Join hands to handle disasters: Asean chief

Zubaidah Nazeer Straits Times 19 Jan 13;

JAKARTA - The severe flooding in Jakarta shows the need for Asean nations to work together to protect the environment and prepare for such disasters, especially in the face of climate change, says the group's new Secretary-General, Mr Le Luong Minh.

"How to overcome the effects of climate change and the issue of environmental protection are always high on the Asean agenda," he said, in an interview at his office in the Asean Secretariat in Jakarta yesterday, noting that many Asean countries are prone to climate-change effects of extreme weather.

The Jakarta disaster comes just 10 days after the Vietnamese diplomat took over as Asean Secretary-General from Dr Surin Pitsuwan, a former foreign minister of Thailand.

Fortunately for Mr Minh, the secretariat is not in a flooded area of the capital.

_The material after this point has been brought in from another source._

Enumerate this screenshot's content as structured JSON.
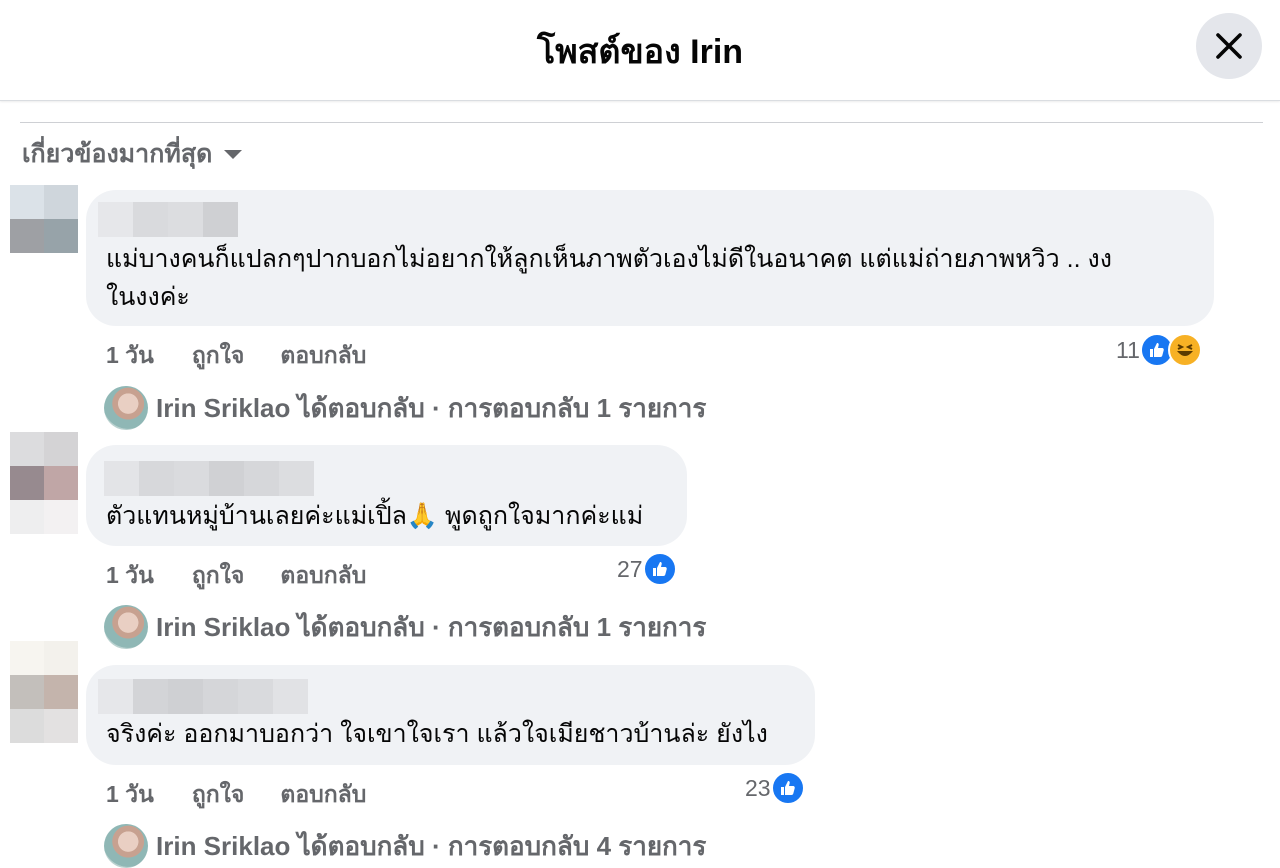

Therefore, he has been able to proceed with his busy schedule of engagements and meetings with diplomats, business leaders and state visitors.

But he said the flooding was evidence of the effect of extreme weather patterns and noted that Asean countries are vulnerable to them.

Parts of Vietnam's own coastline face erosion and some of its regions are below sea level and, thus, also in danger.

"My own country is one of four countries with the highest (risk) of falling victim to rising sea levels," Mr Minh said, adding that at least a quarter of its 90 million population could be affected, if not displaced.

Other Asean nations have also experienced natural calamities recently.

Last month, a tropical storm killed more than 1,000 people in the southern Philippines.

Monsoon rains have also drenched areas along Malaysia's west coast.

Asean's Coordinating Centre for Humanitarian Assistance on Disaster Management, or AHA Centre, has been set up to coordinate information on regional disasters and provide help.

Last Saturday, it saw the official launch of a state-of-the-art disaster response and monitoring system.